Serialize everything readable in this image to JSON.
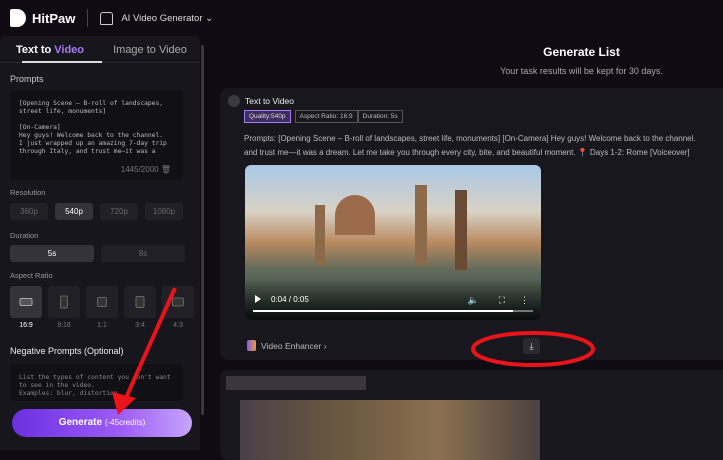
{
  "header": {
    "brand": "HitPaw",
    "product": "AI Video Generator"
  },
  "tabs": [
    {
      "label_a": "Text to ",
      "label_b": "Video"
    },
    {
      "label": "Image to Video"
    }
  ],
  "prompts": {
    "label": "Prompts",
    "value": "[Opening Scene – B-roll of landscapes,\nstreet life, monuments]\n\n[On-Camera]\nHey guys! Welcome back to the channel.\nI just wrapped up an amazing 7-day trip\nthrough Italy, and trust me—it was a",
    "count": "1445/2000"
  },
  "resolution": {
    "label": "Resolution",
    "options": [
      "360p",
      "540p",
      "720p",
      "1080p"
    ],
    "selected": "540p"
  },
  "duration": {
    "label": "Duration",
    "options": [
      "5s",
      "8s"
    ],
    "selected": "5s"
  },
  "aspect": {
    "label": "Aspect Ratio",
    "options": [
      "16:9",
      "9:16",
      "1:1",
      "3:4",
      "4:3"
    ],
    "selected": "16:9"
  },
  "negative": {
    "label": "Negative Prompts (Optional)",
    "placeholder": "List the types of content you don't want\nto see in the video.\nExamples: blur, distortion,"
  },
  "generate": {
    "label": "Generate",
    "credits": "(-45credits)"
  },
  "list": {
    "title": "Generate List",
    "subtitle": "Your task results will be kept for 30 days."
  },
  "task": {
    "type": "Text to Video",
    "tags": [
      "Quality:540p",
      "Aspect Ratio: 16:9",
      "Duration: 5s"
    ],
    "prompt_line1": "Prompts:  [Opening Scene – B-roll of landscapes, street life, monuments] [On-Camera] Hey guys! Welcome back to the channel.",
    "prompt_line2": "and trust me—it was a dream. Let me take you through every city, bite, and beautiful moment. 📍 Days 1-2: Rome [Voiceover]",
    "time": "0:04 / 0:05",
    "progress": 0.93,
    "enhancer": "Video Enhancer ›"
  }
}
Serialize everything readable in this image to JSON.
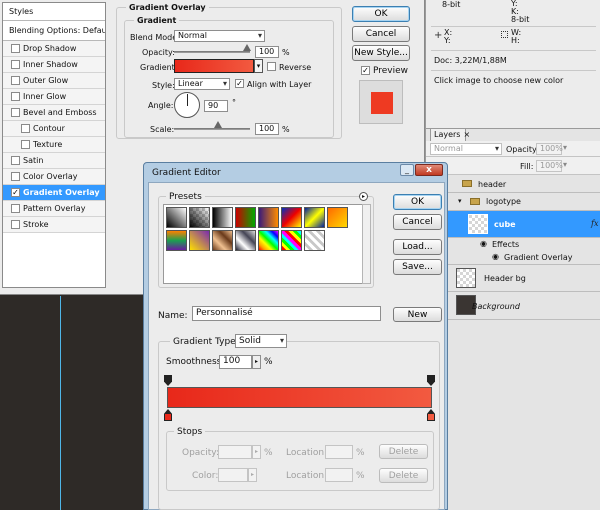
{
  "layer_style": {
    "styles_header": "Styles",
    "blending_options": "Blending Options: Default",
    "items": [
      {
        "label": "Drop Shadow",
        "checked": false
      },
      {
        "label": "Inner Shadow",
        "checked": false
      },
      {
        "label": "Outer Glow",
        "checked": false
      },
      {
        "label": "Inner Glow",
        "checked": false
      },
      {
        "label": "Bevel and Emboss",
        "checked": false
      },
      {
        "label": "Contour",
        "checked": false
      },
      {
        "label": "Texture",
        "checked": false
      },
      {
        "label": "Satin",
        "checked": false
      },
      {
        "label": "Color Overlay",
        "checked": false
      },
      {
        "label": "Gradient Overlay",
        "checked": true
      },
      {
        "label": "Pattern Overlay",
        "checked": false
      },
      {
        "label": "Stroke",
        "checked": false
      }
    ],
    "section_title": "Gradient Overlay",
    "group_title": "Gradient",
    "blend_mode_label": "Blend Mode:",
    "blend_mode_value": "Normal",
    "opacity_label": "Opacity:",
    "opacity_value": "100",
    "percent": "%",
    "gradient_label": "Gradient:",
    "reverse_label": "Reverse",
    "style_label": "Style:",
    "style_value": "Linear",
    "align_label": "Align with Layer",
    "angle_label": "Angle:",
    "angle_value": "90",
    "degree": "°",
    "scale_label": "Scale:",
    "scale_value": "100",
    "ok": "OK",
    "cancel": "Cancel",
    "new_style": "New Style...",
    "preview_label": "Preview",
    "preview_color": "#ee3a22"
  },
  "info_panel": {
    "rows": [
      "8-bit",
      "8-bit"
    ],
    "y_label": "Y:",
    "k_label": "K:",
    "x_label": "X:",
    "w_label": "W:",
    "h_label": "H:",
    "doc": "Doc: 3,22M/1,88M",
    "hint": "Click image to choose new color"
  },
  "layers_panel": {
    "tab": "Layers",
    "blend_mode": "Normal",
    "opacity_label": "Opacity:",
    "opacity_value": "100%",
    "fill_label": "Fill:",
    "fill_value": "100%",
    "rows": {
      "header": "header",
      "logotype": "logotype",
      "cube": "cube",
      "fx": "fx",
      "effects": "Effects",
      "gradient_overlay": "Gradient Overlay",
      "header_bg": "Header bg",
      "background": "Background"
    }
  },
  "gradient_editor": {
    "title": "Gradient Editor",
    "presets_label": "Presets",
    "ok": "OK",
    "cancel": "Cancel",
    "load": "Load...",
    "save": "Save...",
    "name_label": "Name:",
    "name_value": "Personnalisé",
    "new": "New",
    "gradient_type_label": "Gradient Type:",
    "gradient_type_value": "Solid",
    "smoothness_label": "Smoothness:",
    "smoothness_value": "100",
    "percent": "%",
    "stops_label": "Stops",
    "opacity_label": "Opacity:",
    "color_label": "Color:",
    "location_label": "Location:",
    "delete": "Delete",
    "gradient_start": "#e8281a",
    "gradient_end": "#f25a40"
  }
}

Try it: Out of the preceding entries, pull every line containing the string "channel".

Exercise output:
    "value": "[Opening Scene – B-roll of landscapes,\nstreet life, monuments]\n\n[On-Camera]\nHey guys! Welcome back to the channel.\nI just wrapped up an amazing 7-day trip\nthrough Italy, and trust me—it was a",
    "prompt_line1": "Prompts:  [Opening Scene – B-roll of landscapes, street life, monuments] [On-Camera] Hey guys! Welcome back to the channel.",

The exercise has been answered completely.